As if the rhetoric wasn't hot enough and the divide deep enough, this past week's Hobby Lobby decision added one more straw to the camel named E Pluribus Unum. The decision created a sexual apocalypse on the left, but is actually quite narrow, pertaining only to closely-held corporations and only to the administration's birth-control mandate. Nevertheless, it is not inconceivable that this judgement will prove precedent for much mischief to the whims of any purported religious belief. If it does, the blame lies not with the Supremes but rather the White House who was willing to trash the First Amendment for a pack of pills whose cost is equivalent to three Frappuccinos.
As per usual, Doug Wilson sharpened his keyboard at Blog & Mablog coming up with insightful comment on how the two sides view political rights:
"The left tends to think of political rights in terms of stuff — the right to affordable housing, the right to health care, the right to contraception, and so on. Conservatives tend to think of political rights in terms of non-interference — the right to free speech, the right to assemble, the right to worship God freely, and so forth.
Now rights always imply corresponding obligations. If I have a right to life, others have an obligation not to shoot me. If I have a right to keep and bear arms, others have a responsibility not to take those arms away from me. If I have a right to peaceably assemble, then others have the obligation not to disrupt my peaceful assembly, and so on.
In a similar — yet strikingly different — way, if I have a right to free chocolate milk, then somebody has an obligation to provide it for me. If I have a right to free health care, then someone has an obligation to provide free health care. If I have a right to free contraception, then someone must buy it for me."

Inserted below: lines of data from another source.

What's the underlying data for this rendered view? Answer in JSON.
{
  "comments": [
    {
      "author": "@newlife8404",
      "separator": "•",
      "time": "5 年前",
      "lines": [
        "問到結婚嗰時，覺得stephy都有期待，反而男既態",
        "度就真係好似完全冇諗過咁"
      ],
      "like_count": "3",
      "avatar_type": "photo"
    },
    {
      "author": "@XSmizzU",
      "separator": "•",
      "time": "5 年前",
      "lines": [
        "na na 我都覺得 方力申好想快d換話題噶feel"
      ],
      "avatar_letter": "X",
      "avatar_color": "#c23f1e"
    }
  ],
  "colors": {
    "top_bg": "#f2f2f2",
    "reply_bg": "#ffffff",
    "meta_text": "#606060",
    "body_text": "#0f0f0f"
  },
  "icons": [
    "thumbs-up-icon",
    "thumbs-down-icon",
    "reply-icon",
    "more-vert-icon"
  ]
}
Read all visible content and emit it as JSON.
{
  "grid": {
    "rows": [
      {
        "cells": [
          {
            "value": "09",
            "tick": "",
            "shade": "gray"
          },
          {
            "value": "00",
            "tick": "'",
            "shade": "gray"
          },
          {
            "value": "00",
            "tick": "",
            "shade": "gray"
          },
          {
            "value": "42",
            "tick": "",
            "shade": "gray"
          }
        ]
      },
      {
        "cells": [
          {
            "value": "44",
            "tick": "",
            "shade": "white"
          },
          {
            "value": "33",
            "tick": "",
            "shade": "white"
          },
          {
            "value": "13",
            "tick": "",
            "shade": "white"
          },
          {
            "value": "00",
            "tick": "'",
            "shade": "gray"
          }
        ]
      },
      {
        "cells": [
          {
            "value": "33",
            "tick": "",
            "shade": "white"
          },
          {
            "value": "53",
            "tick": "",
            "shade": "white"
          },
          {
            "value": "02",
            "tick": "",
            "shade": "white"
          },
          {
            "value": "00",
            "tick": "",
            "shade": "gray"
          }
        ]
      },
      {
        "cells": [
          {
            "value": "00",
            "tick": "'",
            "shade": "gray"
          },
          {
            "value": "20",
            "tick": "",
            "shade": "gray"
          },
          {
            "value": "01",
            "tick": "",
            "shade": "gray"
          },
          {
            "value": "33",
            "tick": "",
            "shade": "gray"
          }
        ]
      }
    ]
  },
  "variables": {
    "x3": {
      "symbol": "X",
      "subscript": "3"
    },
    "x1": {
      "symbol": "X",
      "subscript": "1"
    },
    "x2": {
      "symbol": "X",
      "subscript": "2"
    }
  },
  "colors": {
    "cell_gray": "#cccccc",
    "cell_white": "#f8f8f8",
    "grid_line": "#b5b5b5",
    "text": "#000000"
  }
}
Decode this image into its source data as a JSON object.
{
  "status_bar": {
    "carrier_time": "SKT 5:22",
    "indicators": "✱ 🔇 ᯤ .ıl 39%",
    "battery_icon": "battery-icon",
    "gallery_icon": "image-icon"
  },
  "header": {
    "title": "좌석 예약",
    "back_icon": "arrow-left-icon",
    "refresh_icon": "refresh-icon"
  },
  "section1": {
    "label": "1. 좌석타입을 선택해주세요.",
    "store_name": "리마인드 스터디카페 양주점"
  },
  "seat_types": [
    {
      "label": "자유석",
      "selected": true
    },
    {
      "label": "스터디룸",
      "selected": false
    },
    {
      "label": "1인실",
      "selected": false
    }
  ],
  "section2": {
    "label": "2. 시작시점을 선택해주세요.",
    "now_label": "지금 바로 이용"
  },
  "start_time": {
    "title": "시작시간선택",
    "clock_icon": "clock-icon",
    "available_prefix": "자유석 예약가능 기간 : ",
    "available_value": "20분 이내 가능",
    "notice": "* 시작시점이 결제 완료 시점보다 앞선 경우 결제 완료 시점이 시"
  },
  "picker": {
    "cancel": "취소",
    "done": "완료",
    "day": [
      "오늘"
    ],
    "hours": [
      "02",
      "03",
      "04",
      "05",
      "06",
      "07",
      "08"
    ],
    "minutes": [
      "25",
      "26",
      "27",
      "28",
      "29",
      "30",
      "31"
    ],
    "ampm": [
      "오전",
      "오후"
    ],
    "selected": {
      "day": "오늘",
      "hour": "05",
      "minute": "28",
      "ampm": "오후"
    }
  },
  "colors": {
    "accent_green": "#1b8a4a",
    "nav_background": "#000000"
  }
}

The rational way out of this dilemma was not the Hobby Lobby decision but rather disconnecting the link between employement and health insurance. Then the employer pays the employee who makes her own decision on how to spend her health care dollars. Couple that with high-deductible health care plans where patients spend cash rather than insurance on the low-cost, everyday needs of primary care and you have the beginning of a system that will control costs without health care rationing. We do this everywhere else but our medical costs. Imagine what milk would cost if we insured our groceries, or gasoline if we insured our fuel needs! And as Wilson later put it, it's not only a good idea to keep the government out of our bedrooms, but also our employer.